If conditions are particularly conducive to a termite infestation then sometimes it is almost impossible to rectify them especially if the problem centres around construction design issues. For instance if there are timber piers in ground contact then this is a real issue and as you can imagine, it may involve a costly fix. In these cases a preventative system is often better and more cost effective. I would say that around 30% of termite prevention systems we put in are installed for preventative measures.
In all cases it is more desirable, and generally far less expensive, to keep termites out of your house than to try to get them out after they have started eating the timbers in your house.
If you taking into account the damage that may need to be fixed, the stress of finding termites in your house and the resulting urgency to try to arrest the termite activity I believe it is a better choice to have a competent licensed termite inspector come and visit you, inspect your property and then advise you on what is the best way to prevent a termite attack.
A visual termite inspection involves checking the surrounds of the house, garden, fences retaining walls etc. and moving inside the house to check all accessible timbers, roof cavity and subfloor (if present). If we feel a certain area requires a more invasive inspection we will discuss this with you.
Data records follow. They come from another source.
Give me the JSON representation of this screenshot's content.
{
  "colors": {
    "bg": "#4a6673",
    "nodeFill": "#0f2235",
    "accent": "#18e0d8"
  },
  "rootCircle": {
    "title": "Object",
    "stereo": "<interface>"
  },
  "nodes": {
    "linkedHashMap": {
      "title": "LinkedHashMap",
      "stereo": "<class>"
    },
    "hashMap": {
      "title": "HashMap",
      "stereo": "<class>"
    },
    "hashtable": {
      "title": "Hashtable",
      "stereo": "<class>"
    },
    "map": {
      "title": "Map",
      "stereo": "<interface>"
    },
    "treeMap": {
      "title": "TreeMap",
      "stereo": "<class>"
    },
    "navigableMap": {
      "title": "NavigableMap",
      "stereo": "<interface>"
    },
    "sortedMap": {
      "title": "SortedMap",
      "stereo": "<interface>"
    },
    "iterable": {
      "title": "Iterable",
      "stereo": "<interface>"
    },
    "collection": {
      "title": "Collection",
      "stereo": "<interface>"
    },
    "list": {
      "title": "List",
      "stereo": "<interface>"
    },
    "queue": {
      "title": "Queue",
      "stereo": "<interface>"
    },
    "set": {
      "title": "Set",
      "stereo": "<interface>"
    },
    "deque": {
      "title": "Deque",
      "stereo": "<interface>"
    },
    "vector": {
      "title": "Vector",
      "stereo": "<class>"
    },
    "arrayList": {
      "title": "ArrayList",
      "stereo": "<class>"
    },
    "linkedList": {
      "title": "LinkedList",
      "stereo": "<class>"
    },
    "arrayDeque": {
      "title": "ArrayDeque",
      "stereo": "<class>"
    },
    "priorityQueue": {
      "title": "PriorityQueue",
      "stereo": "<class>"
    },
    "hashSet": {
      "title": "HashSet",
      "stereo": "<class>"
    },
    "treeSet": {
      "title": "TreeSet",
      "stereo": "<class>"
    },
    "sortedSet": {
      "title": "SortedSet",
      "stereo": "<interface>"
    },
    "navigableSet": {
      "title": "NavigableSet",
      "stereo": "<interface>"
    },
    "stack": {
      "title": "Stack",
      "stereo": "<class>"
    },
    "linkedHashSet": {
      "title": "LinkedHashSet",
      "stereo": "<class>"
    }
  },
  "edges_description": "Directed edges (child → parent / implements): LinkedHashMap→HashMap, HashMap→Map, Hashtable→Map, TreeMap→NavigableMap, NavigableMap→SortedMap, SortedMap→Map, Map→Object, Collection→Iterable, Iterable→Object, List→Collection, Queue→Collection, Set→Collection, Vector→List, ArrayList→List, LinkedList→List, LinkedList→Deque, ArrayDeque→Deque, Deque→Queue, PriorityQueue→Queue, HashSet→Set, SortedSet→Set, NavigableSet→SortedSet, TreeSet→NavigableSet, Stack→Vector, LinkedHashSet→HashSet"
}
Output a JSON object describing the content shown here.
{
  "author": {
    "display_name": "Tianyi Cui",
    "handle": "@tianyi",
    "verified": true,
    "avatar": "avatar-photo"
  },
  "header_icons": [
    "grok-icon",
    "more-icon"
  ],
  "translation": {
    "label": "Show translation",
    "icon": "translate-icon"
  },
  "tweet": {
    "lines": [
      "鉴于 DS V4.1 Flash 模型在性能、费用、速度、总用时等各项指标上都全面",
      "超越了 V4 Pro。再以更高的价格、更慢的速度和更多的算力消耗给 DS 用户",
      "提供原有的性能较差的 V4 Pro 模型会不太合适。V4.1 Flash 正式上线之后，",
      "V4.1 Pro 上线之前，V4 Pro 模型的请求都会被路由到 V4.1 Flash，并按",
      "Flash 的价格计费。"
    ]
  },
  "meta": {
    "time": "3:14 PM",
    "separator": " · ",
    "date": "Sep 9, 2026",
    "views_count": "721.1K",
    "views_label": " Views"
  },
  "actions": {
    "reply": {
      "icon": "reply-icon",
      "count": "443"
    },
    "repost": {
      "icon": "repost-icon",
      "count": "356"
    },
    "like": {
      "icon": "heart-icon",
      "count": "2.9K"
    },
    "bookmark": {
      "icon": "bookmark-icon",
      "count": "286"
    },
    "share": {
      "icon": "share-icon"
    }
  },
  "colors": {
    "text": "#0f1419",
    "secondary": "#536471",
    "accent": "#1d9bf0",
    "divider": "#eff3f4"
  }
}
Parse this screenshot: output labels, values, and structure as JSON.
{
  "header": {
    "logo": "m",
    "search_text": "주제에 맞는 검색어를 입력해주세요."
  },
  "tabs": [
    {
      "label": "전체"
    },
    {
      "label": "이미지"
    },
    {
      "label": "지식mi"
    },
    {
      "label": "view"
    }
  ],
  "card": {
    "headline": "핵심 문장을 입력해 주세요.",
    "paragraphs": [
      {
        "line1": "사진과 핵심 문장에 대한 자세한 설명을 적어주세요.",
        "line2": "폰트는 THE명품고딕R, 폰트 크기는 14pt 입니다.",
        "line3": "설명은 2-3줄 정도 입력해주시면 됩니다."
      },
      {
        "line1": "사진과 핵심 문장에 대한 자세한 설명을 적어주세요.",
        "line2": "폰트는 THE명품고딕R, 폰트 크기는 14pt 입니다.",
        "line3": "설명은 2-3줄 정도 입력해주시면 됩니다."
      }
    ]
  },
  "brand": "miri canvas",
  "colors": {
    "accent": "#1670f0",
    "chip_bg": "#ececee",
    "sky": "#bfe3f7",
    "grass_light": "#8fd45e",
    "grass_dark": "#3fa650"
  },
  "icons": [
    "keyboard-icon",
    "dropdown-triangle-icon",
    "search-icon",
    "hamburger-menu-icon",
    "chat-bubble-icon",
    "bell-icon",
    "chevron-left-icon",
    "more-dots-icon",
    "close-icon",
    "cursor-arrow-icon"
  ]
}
Usually this involves the drilling of a small hole to see behind the cladding.
It is no accident that the CSIRO and the Australian Standards recommend regular (at least yearly) termite inspections of the home. Early detection and advice can and has saved considerable expense and damage caused due to termite activity.
Remember: Termites which are also known as white ants cause more damage than fire, flood and cyclones combined!
Sanctuary Pest Control and Termite Management utilise the latest technology and couple this with licensed, experienced and dedicated people to give you information that will help you protect your greatest asset.
Bugeye borescope technology which gives a visual image of inside a wall to detect hidden termites, instruments to take thermal readings, radar technology, moisture level sensors, listening devices, and other tools help us to get a snapshot of your property that will enable you to make the right decisions.
Please phone us or email us to make a booking for a termite inspection or for any other information you need in regard to termites or termite tracks or nests you have seen around your home or business.
Proprietor: Michael Powell.